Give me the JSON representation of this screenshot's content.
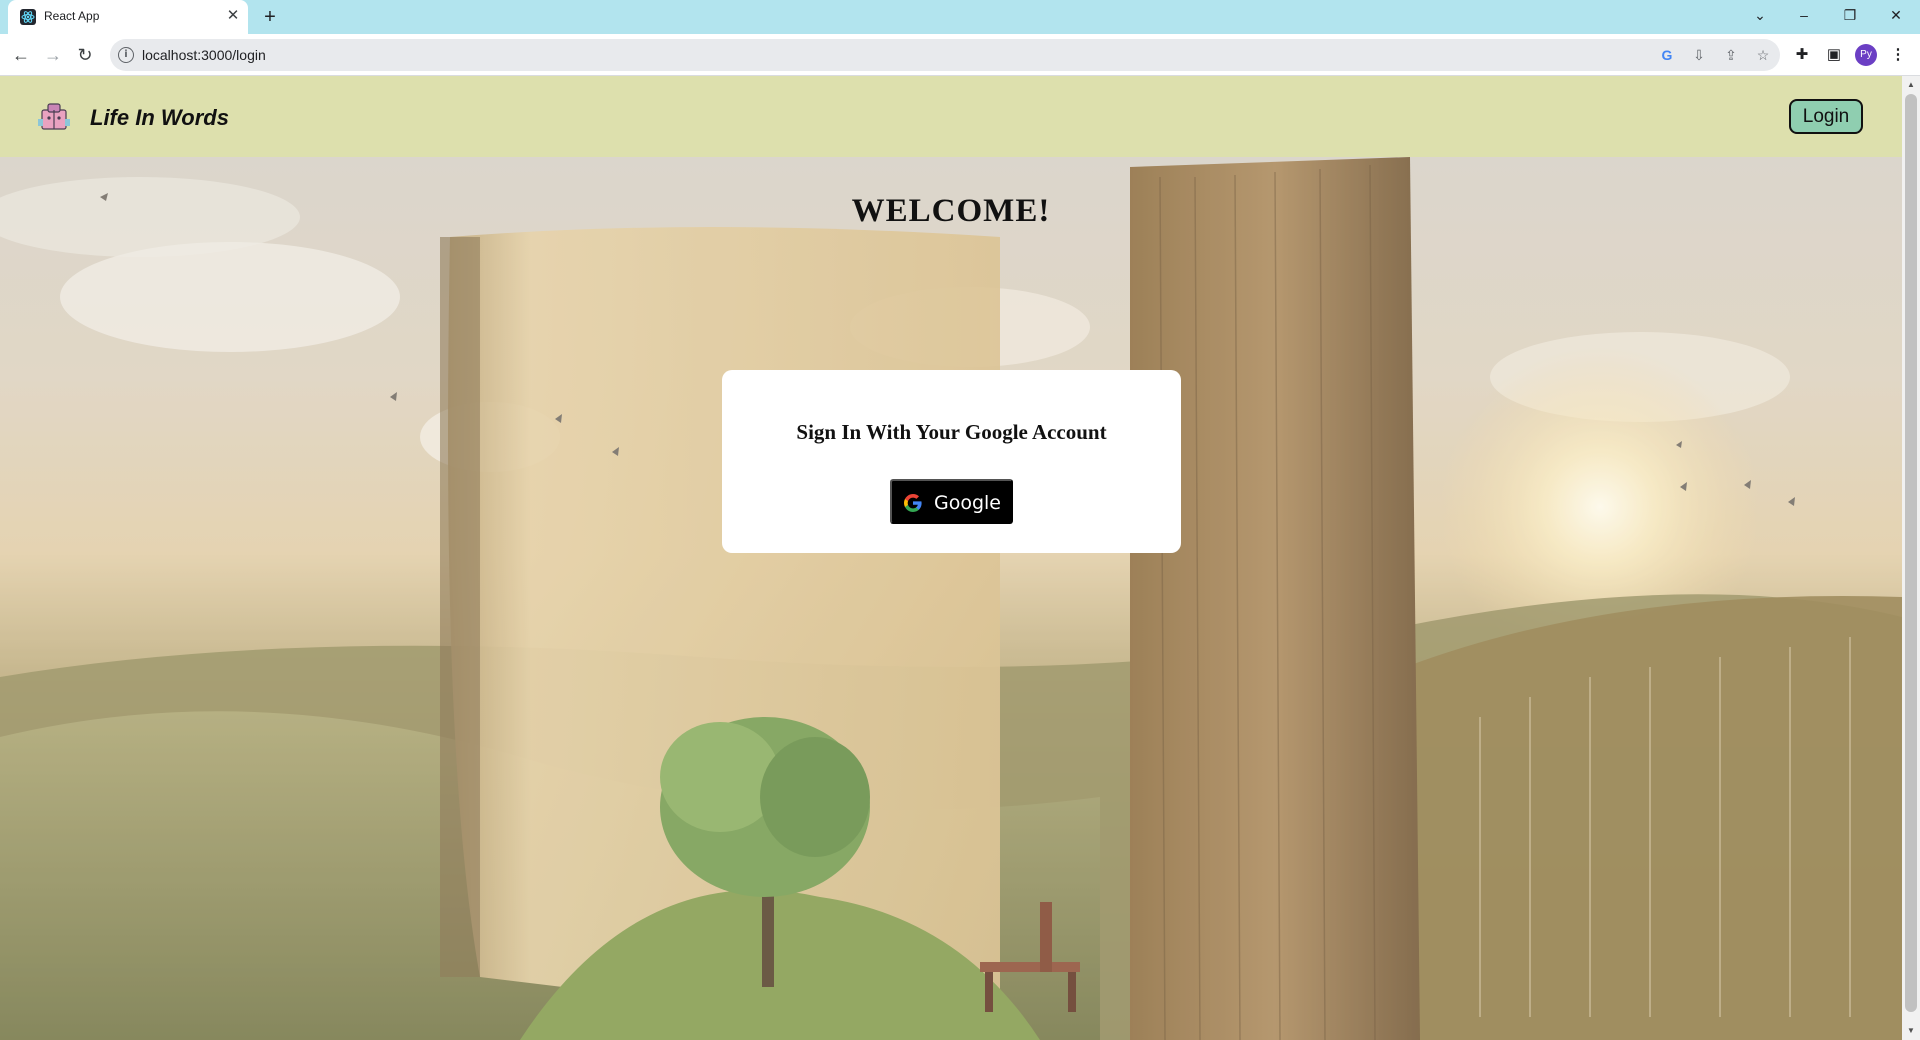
{
  "browser": {
    "tab_title": "React App",
    "tab_close": "✕",
    "new_tab": "+",
    "url": "localhost:3000/login",
    "profile_initials": "Py",
    "window_controls": {
      "dropdown": "⌄",
      "minimize": "–",
      "restore": "❐",
      "close": "✕"
    }
  },
  "navbar": {
    "brand": "Life In Words",
    "login_label": "Login",
    "background": "#dde0ad",
    "login_color": "#8fceb0"
  },
  "main": {
    "welcome": "WELCOME!",
    "card_title": "Sign In With Your Google Account",
    "google_button_label": "Google"
  },
  "icons": [
    "react-favicon-icon",
    "back-arrow-icon",
    "forward-arrow-icon",
    "reload-icon",
    "info-icon",
    "google-lens-icon",
    "install-icon",
    "share-icon",
    "star-icon",
    "extensions-icon",
    "side-panel-icon",
    "menu-icon",
    "logo-icon",
    "google-g-icon"
  ]
}
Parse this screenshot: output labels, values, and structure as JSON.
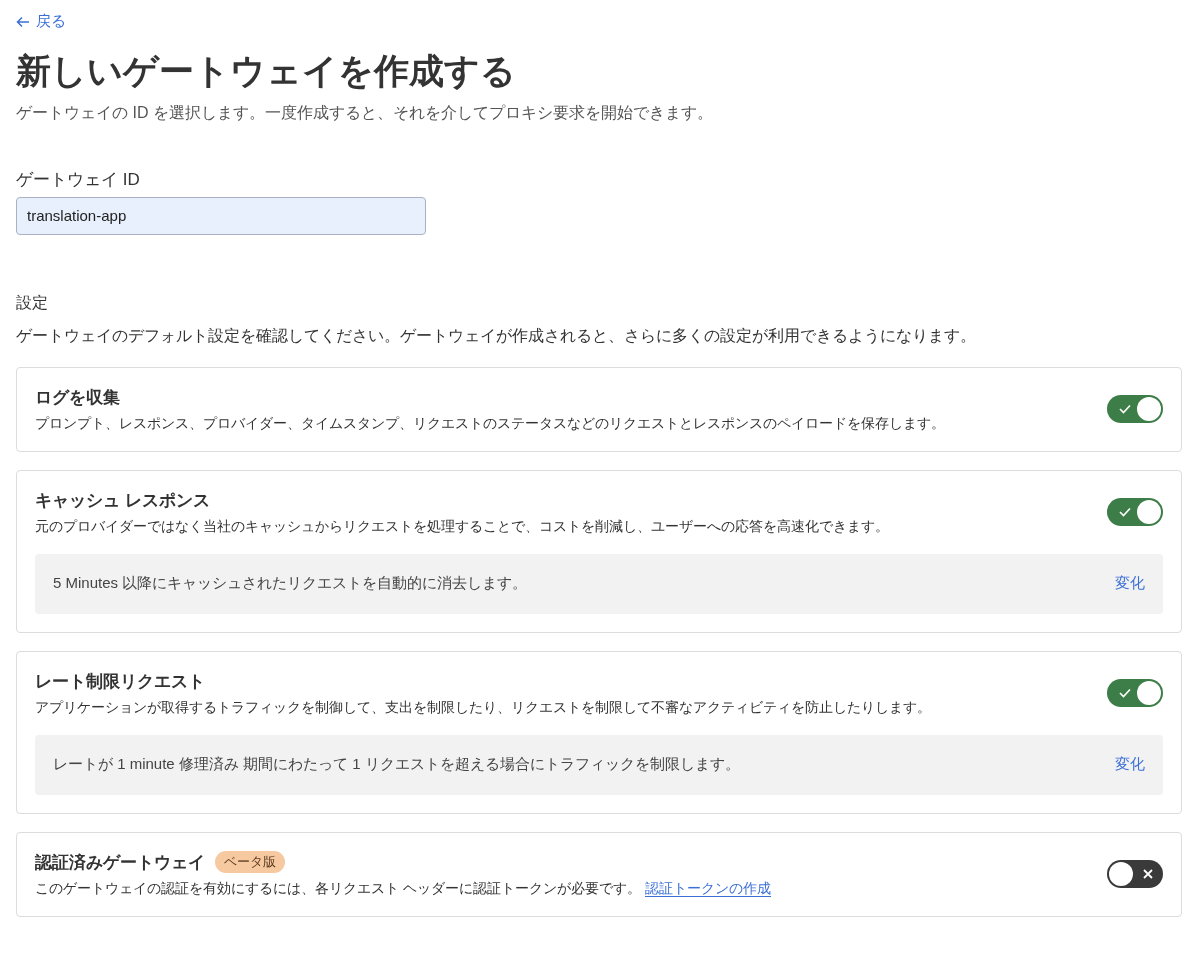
{
  "back_link": {
    "label": "戻る"
  },
  "page": {
    "title": "新しいゲートウェイを作成する",
    "subtitle": "ゲートウェイの ID を選択します。一度作成すると、それを介してプロキシ要求を開始できます。"
  },
  "gateway_id": {
    "label": "ゲートウェイ ID",
    "value": "translation-app"
  },
  "settings": {
    "heading": "設定",
    "description": "ゲートウェイのデフォルト設定を確認してください。ゲートウェイが作成されると、さらに多くの設定が利用できるようになります。",
    "items": [
      {
        "title": "ログを収集",
        "description": "プロンプト、レスポンス、プロバイダー、タイムスタンプ、リクエストのステータスなどのリクエストとレスポンスのペイロードを保存します。",
        "on": true
      },
      {
        "title": "キャッシュ レスポンス",
        "description": "元のプロバイダーではなく当社のキャッシュからリクエストを処理することで、コストを削減し、ユーザーへの応答を高速化できます。",
        "on": true,
        "detail": {
          "text": "5 Minutes 以降にキャッシュされたリクエストを自動的に消去します。",
          "action": "変化"
        }
      },
      {
        "title": "レート制限リクエスト",
        "description": "アプリケーションが取得するトラフィックを制御して、支出を制限したり、リクエストを制限して不審なアクティビティを防止したりします。",
        "on": true,
        "detail": {
          "text": "レートが 1 minute 修理済み 期間にわたって 1 リクエストを超える場合にトラフィックを制限します。",
          "action": "変化"
        }
      },
      {
        "title": "認証済みゲートウェイ",
        "badge": "ベータ版",
        "description": "このゲートウェイの認証を有効にするには、各リクエスト ヘッダーに認証トークンが必要です。",
        "link": "認証トークンの作成",
        "on": false
      }
    ]
  }
}
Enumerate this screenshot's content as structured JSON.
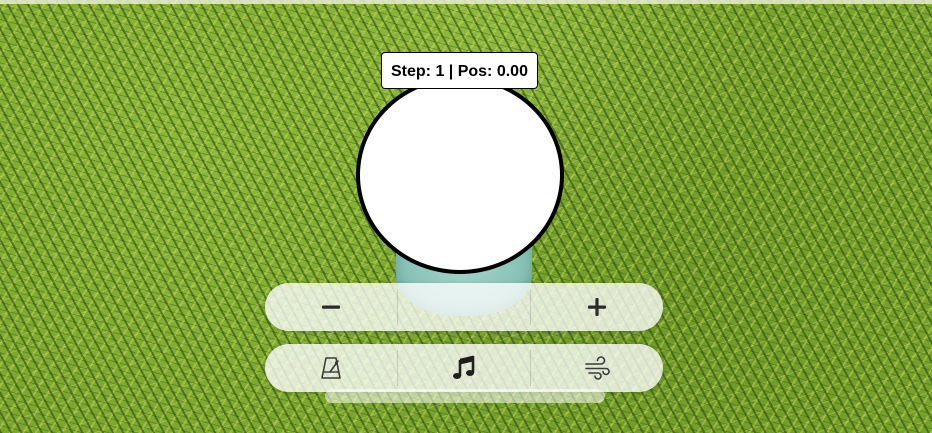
{
  "hud": {
    "step_readout": "Step: 1 | Pos: 0.00"
  },
  "controls": {
    "top_bar": [
      {
        "icon": "minus-icon",
        "name": "decrease-button"
      },
      {
        "icon": "plus-icon",
        "name": "increase-button"
      }
    ],
    "bottom_bar": [
      {
        "icon": "metronome-icon",
        "name": "metronome-button"
      },
      {
        "icon": "music-note-icon",
        "name": "music-button"
      },
      {
        "icon": "wind-icon",
        "name": "wind-button"
      }
    ]
  },
  "colors": {
    "ball_fill": "#ffffff",
    "ball_outline": "#000000",
    "tee": "#8bc4b8",
    "grass": "#7aa52e",
    "icon": "#2b2b2b"
  }
}
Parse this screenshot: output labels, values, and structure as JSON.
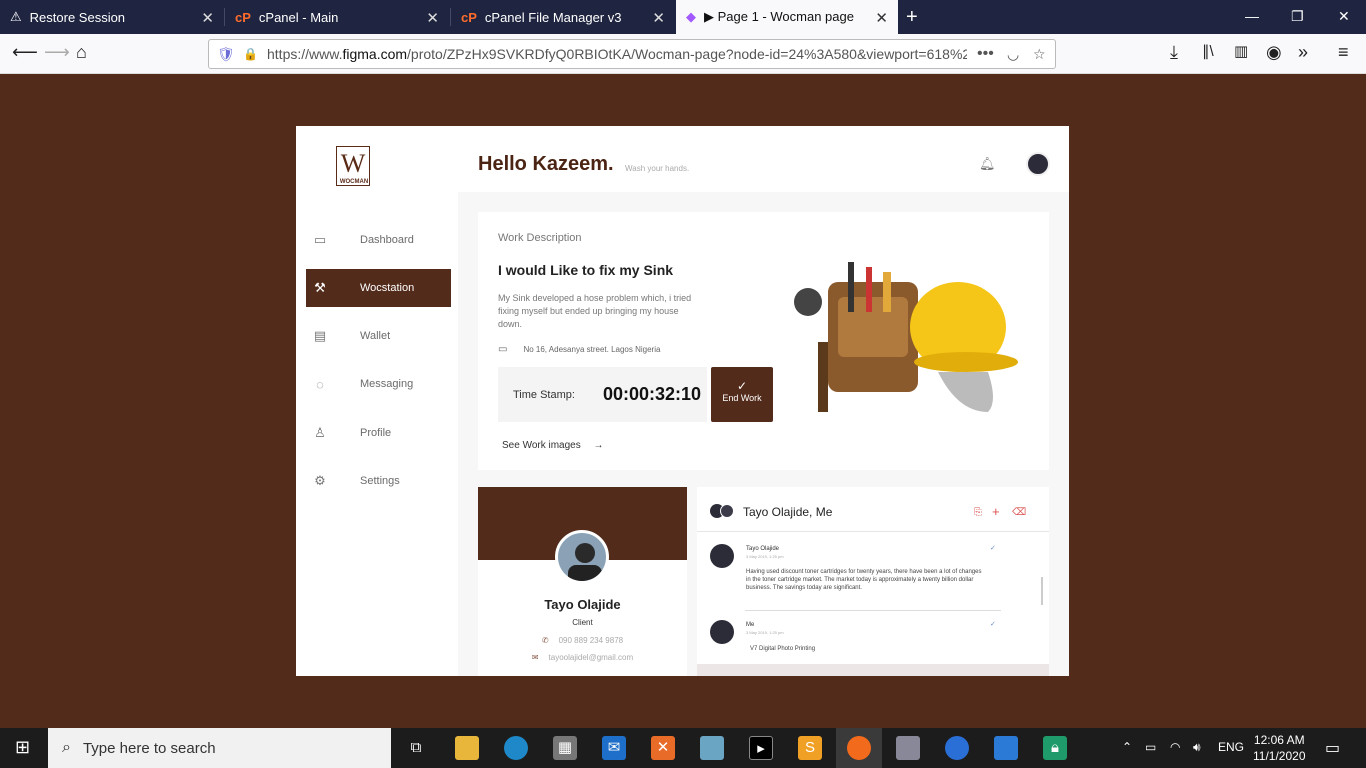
{
  "browser": {
    "tabs": [
      {
        "title": "Restore Session",
        "icon": "warning-icon"
      },
      {
        "title": "cPanel - Main",
        "icon": "cpanel-icon"
      },
      {
        "title": "cPanel File Manager v3",
        "icon": "cpanel-icon"
      },
      {
        "title": "▶ Page 1 - Wocman page",
        "icon": "figma-icon"
      }
    ],
    "url_prefix": "https://www.",
    "url_domain": "figma.com",
    "url_rest": "/proto/ZPzHx9SVKRDfyQ0RBIOtKA/Wocman-page?node-id=24%3A580&viewport=618%2"
  },
  "app": {
    "logo_mark": "W",
    "logo_text": "WOCMAN",
    "nav": [
      {
        "label": "Dashboard",
        "icon": "briefcase-icon"
      },
      {
        "label": "Wocstation",
        "icon": "wrench-icon",
        "active": true
      },
      {
        "label": "Wallet",
        "icon": "card-icon"
      },
      {
        "label": "Messaging",
        "icon": "chat-icon"
      },
      {
        "label": "Profile",
        "icon": "user-icon"
      },
      {
        "label": "Settings",
        "icon": "gear-icon"
      }
    ],
    "greeting": "Hello Kazeem.",
    "subgreeting": "Wash your hands.",
    "work": {
      "section_label": "Work Description",
      "title": "I would Like to fix my Sink",
      "description": "My Sink developed a hose problem which, i tried fixing myself but ended up bringing my house down.",
      "address": "No 16, Adesanya street. Lagos Nigeria",
      "timestamp_label": "Time Stamp:",
      "timestamp_value": "00:00:32:10",
      "end_button": "End Work",
      "see_images": "See Work images"
    },
    "profile": {
      "name": "Tayo Olajide",
      "role": "Client",
      "phone": "090 889 234 9878",
      "email": "tayoolajidel@gmail.com"
    },
    "chat": {
      "title": "Tayo Olajide, Me",
      "messages": [
        {
          "who": "Tayo Olajide",
          "when": "3 May 2019, 1:25 pm",
          "text": "Having used discount toner cartridges for twenty years, there have been a lot of changes in the toner cartridge market. The market today is approximately a twenty billion dollar business. The savings today are significant."
        },
        {
          "who": "Me",
          "when": "3 May 2019, 1:25 pm",
          "text": "V7 Digital Photo Printing"
        }
      ]
    }
  },
  "taskbar": {
    "search_placeholder": "Type here to search",
    "time": "12:06 AM",
    "date": "11/1/2020",
    "lang": "ENG"
  }
}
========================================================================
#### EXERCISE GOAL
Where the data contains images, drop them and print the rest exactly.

#### OUTPUT OF THE EXERCISE
Give me the JSON representation of this screenshot's content.
{
  "browser": {
    "tab_title": "React App",
    "tab_close": "✕",
    "new_tab": "+",
    "url": "localhost:3000/login",
    "profile_initials": "Py",
    "window_controls": {
      "dropdown": "⌄",
      "minimize": "–",
      "restore": "❐",
      "close": "✕"
    }
  },
  "navbar": {
    "brand": "Life In Words",
    "login_label": "Login",
    "background": "#dde0ad",
    "login_color": "#8fceb0"
  },
  "main": {
    "welcome": "WELCOME!",
    "card_title": "Sign In With Your Google Account",
    "google_button_label": "Google"
  },
  "icons": [
    "react-favicon-icon",
    "back-arrow-icon",
    "forward-arrow-icon",
    "reload-icon",
    "info-icon",
    "google-lens-icon",
    "install-icon",
    "share-icon",
    "star-icon",
    "extensions-icon",
    "side-panel-icon",
    "menu-icon",
    "logo-icon",
    "google-g-icon"
  ]
}
Parse this screenshot: output labels, values, and structure as JSON.
{
  "back_link": {
    "label": "戻る"
  },
  "page": {
    "title": "新しいゲートウェイを作成する",
    "subtitle": "ゲートウェイの ID を選択します。一度作成すると、それを介してプロキシ要求を開始できます。"
  },
  "gateway_id": {
    "label": "ゲートウェイ ID",
    "value": "translation-app"
  },
  "settings": {
    "heading": "設定",
    "description": "ゲートウェイのデフォルト設定を確認してください。ゲートウェイが作成されると、さらに多くの設定が利用できるようになります。",
    "items": [
      {
        "title": "ログを収集",
        "description": "プロンプト、レスポンス、プロバイダー、タイムスタンプ、リクエストのステータスなどのリクエストとレスポンスのペイロードを保存します。",
        "on": true
      },
      {
        "title": "キャッシュ レスポンス",
        "description": "元のプロバイダーではなく当社のキャッシュからリクエストを処理することで、コストを削減し、ユーザーへの応答を高速化できます。",
        "on": true,
        "detail": {
          "text": "5 Minutes 以降にキャッシュされたリクエストを自動的に消去します。",
          "action": "変化"
        }
      },
      {
        "title": "レート制限リクエスト",
        "description": "アプリケーションが取得するトラフィックを制御して、支出を制限したり、リクエストを制限して不審なアクティビティを防止したりします。",
        "on": true,
        "detail": {
          "text": "レートが 1 minute 修理済み 期間にわたって 1 リクエストを超える場合にトラフィックを制限します。",
          "action": "変化"
        }
      },
      {
        "title": "認証済みゲートウェイ",
        "badge": "ベータ版",
        "description": "このゲートウェイの認証を有効にするには、各リクエスト ヘッダーに認証トークンが必要です。",
        "link": "認証トークンの作成",
        "on": false
      }
    ]
  }
}
Enumerate this screenshot's content as structured JSON.
{
  "hud": {
    "step_readout": "Step: 1 | Pos: 0.00"
  },
  "controls": {
    "top_bar": [
      {
        "icon": "minus-icon",
        "name": "decrease-button"
      },
      {
        "icon": "plus-icon",
        "name": "increase-button"
      }
    ],
    "bottom_bar": [
      {
        "icon": "metronome-icon",
        "name": "metronome-button"
      },
      {
        "icon": "music-note-icon",
        "name": "music-button"
      },
      {
        "icon": "wind-icon",
        "name": "wind-button"
      }
    ]
  },
  "colors": {
    "ball_fill": "#ffffff",
    "ball_outline": "#000000",
    "tee": "#8bc4b8",
    "grass": "#7aa52e",
    "icon": "#2b2b2b"
  }
}
Parse this screenshot: output labels, values, and structure as JSON.
{
  "browser": {
    "tabs": [
      {
        "title": "Restore Session",
        "icon": "warning-icon"
      },
      {
        "title": "cPanel - Main",
        "icon": "cpanel-icon"
      },
      {
        "title": "cPanel File Manager v3",
        "icon": "cpanel-icon"
      },
      {
        "title": "▶ Page 1 - Wocman page",
        "icon": "figma-icon"
      }
    ],
    "url_prefix": "https://www.",
    "url_domain": "figma.com",
    "url_rest": "/proto/ZPzHx9SVKRDfyQ0RBIOtKA/Wocman-page?node-id=24%3A580&viewport=618%2"
  },
  "app": {
    "logo_mark": "W",
    "logo_text": "WOCMAN",
    "nav": [
      {
        "label": "Dashboard",
        "icon": "briefcase-icon"
      },
      {
        "label": "Wocstation",
        "icon": "wrench-icon",
        "active": true
      },
      {
        "label": "Wallet",
        "icon": "card-icon"
      },
      {
        "label": "Messaging",
        "icon": "chat-icon"
      },
      {
        "label": "Profile",
        "icon": "user-icon"
      },
      {
        "label": "Settings",
        "icon": "gear-icon"
      }
    ],
    "greeting": "Hello Kazeem.",
    "subgreeting": "Wash your hands.",
    "work": {
      "section_label": "Work Description",
      "title": "I would Like to fix my Sink",
      "description": "My Sink developed a hose problem which, i tried fixing myself but ended up bringing my house down.",
      "address": "No 16, Adesanya street. Lagos Nigeria",
      "timestamp_label": "Time Stamp:",
      "timestamp_value": "00:00:32:10",
      "end_button": "End Work",
      "see_images": "See Work images"
    },
    "profile": {
      "name": "Tayo Olajide",
      "role": "Client",
      "phone": "090 889 234 9878",
      "email": "tayoolajidel@gmail.com"
    },
    "chat": {
      "title": "Tayo Olajide, Me",
      "messages": [
        {
          "who": "Tayo Olajide",
          "when": "3 May 2019, 1:25 pm",
          "text": "Having used discount toner cartridges for twenty years, there have been a lot of changes in the toner cartridge market. The market today is approximately a twenty billion dollar business. The savings today are significant."
        },
        {
          "who": "Me",
          "when": "3 May 2019, 1:25 pm",
          "text": "V7 Digital Photo Printing"
        }
      ]
    }
  },
  "taskbar": {
    "search_placeholder": "Type here to search",
    "time": "12:06 AM",
    "date": "11/1/2020",
    "lang": "ENG"
  }
}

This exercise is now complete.